About this task.
Print the entries exactly as given.

========================

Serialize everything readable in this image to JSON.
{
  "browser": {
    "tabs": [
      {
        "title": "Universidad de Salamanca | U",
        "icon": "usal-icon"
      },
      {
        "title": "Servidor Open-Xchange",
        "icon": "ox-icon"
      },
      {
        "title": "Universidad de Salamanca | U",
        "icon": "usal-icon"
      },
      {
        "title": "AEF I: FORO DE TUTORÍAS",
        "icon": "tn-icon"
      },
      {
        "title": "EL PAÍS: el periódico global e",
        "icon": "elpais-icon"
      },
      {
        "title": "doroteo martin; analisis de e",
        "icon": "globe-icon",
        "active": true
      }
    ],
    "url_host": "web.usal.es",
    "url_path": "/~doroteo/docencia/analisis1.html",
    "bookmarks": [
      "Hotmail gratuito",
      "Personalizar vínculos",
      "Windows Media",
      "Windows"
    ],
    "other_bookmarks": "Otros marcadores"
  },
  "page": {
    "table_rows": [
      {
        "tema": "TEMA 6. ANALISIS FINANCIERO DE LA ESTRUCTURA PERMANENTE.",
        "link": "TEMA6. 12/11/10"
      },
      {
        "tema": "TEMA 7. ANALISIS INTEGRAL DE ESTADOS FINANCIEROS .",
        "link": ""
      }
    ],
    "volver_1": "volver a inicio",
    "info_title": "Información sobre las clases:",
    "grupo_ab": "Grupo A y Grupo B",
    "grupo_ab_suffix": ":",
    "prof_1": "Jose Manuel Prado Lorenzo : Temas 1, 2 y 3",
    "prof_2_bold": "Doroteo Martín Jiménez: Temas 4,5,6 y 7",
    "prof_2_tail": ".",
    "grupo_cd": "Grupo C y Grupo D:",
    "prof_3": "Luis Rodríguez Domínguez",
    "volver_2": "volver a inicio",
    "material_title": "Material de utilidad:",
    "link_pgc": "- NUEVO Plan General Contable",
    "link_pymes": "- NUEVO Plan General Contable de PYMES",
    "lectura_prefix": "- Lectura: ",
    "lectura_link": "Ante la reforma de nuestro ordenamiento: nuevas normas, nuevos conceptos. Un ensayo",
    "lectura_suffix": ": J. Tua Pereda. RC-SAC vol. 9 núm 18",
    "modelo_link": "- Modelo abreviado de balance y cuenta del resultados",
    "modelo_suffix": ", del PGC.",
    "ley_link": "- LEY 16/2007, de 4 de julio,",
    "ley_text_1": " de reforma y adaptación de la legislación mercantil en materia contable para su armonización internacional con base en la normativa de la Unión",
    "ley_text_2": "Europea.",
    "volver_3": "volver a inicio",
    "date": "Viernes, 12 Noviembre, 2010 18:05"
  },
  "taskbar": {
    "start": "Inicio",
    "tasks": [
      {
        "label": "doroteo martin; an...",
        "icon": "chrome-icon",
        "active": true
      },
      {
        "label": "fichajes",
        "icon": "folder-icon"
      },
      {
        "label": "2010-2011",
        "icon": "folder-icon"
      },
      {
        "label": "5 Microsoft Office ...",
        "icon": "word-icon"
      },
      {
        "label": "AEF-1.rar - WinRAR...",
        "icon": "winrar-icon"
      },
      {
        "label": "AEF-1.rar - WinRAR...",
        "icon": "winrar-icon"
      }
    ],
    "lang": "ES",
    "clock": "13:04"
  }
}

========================

Completed task.
Serialize everything readable in this image to JSON.
{
  "browser": {
    "tabs": [
      {
        "title": "Universidad de Salamanca | U",
        "icon": "usal-icon"
      },
      {
        "title": "Servidor Open-Xchange",
        "icon": "ox-icon"
      },
      {
        "title": "Universidad de Salamanca | U",
        "icon": "usal-icon"
      },
      {
        "title": "AEF I: FORO DE TUTORÍAS",
        "icon": "tn-icon"
      },
      {
        "title": "EL PAÍS: el periódico global e",
        "icon": "elpais-icon"
      },
      {
        "title": "doroteo martin; analisis de e",
        "icon": "globe-icon",
        "active": true
      }
    ],
    "url_host": "web.usal.es",
    "url_path": "/~doroteo/docencia/analisis1.html",
    "bookmarks": [
      "Hotmail gratuito",
      "Personalizar vínculos",
      "Windows Media",
      "Windows"
    ],
    "other_bookmarks": "Otros marcadores"
  },
  "page": {
    "table_rows": [
      {
        "tema": "TEMA 6. ANALISIS FINANCIERO DE LA ESTRUCTURA PERMANENTE.",
        "link": "TEMA6. 12/11/10"
      },
      {
        "tema": "TEMA 7. ANALISIS INTEGRAL DE ESTADOS FINANCIEROS .",
        "link": ""
      }
    ],
    "volver_1": "volver a inicio",
    "info_title": "Información sobre las clases:",
    "grupo_ab": "Grupo A y Grupo B",
    "grupo_ab_suffix": ":",
    "prof_1": "Jose Manuel Prado Lorenzo : Temas 1, 2 y 3",
    "prof_2_bold": "Doroteo Martín Jiménez: Temas 4,5,6 y 7",
    "prof_2_tail": ".",
    "grupo_cd": "Grupo C y Grupo D:",
    "prof_3": "Luis Rodríguez Domínguez",
    "volver_2": "volver a inicio",
    "material_title": "Material de utilidad:",
    "link_pgc": "- NUEVO Plan General Contable",
    "link_pymes": "- NUEVO Plan General Contable de PYMES",
    "lectura_prefix": "- Lectura: ",
    "lectura_link": "Ante la reforma de nuestro ordenamiento: nuevas normas, nuevos conceptos. Un ensayo",
    "lectura_suffix": ": J. Tua Pereda. RC-SAC vol. 9 núm 18",
    "modelo_link": "- Modelo abreviado de balance y cuenta del resultados",
    "modelo_suffix": ", del PGC.",
    "ley_link": "- LEY 16/2007, de 4 de julio,",
    "ley_text_1": " de reforma y adaptación de la legislación mercantil en materia contable para su armonización internacional con base en la normativa de la Unión",
    "ley_text_2": "Europea.",
    "volver_3": "volver a inicio",
    "date": "Viernes, 12 Noviembre, 2010 18:05"
  },
  "taskbar": {
    "start": "Inicio",
    "tasks": [
      {
        "label": "doroteo martin; an...",
        "icon": "chrome-icon",
        "active": true
      },
      {
        "label": "fichajes",
        "icon": "folder-icon"
      },
      {
        "label": "2010-2011",
        "icon": "folder-icon"
      },
      {
        "label": "5 Microsoft Office ...",
        "icon": "word-icon"
      },
      {
        "label": "AEF-1.rar - WinRAR...",
        "icon": "winrar-icon"
      },
      {
        "label": "AEF-1.rar - WinRAR...",
        "icon": "winrar-icon"
      }
    ],
    "lang": "ES",
    "clock": "13:04"
  }
}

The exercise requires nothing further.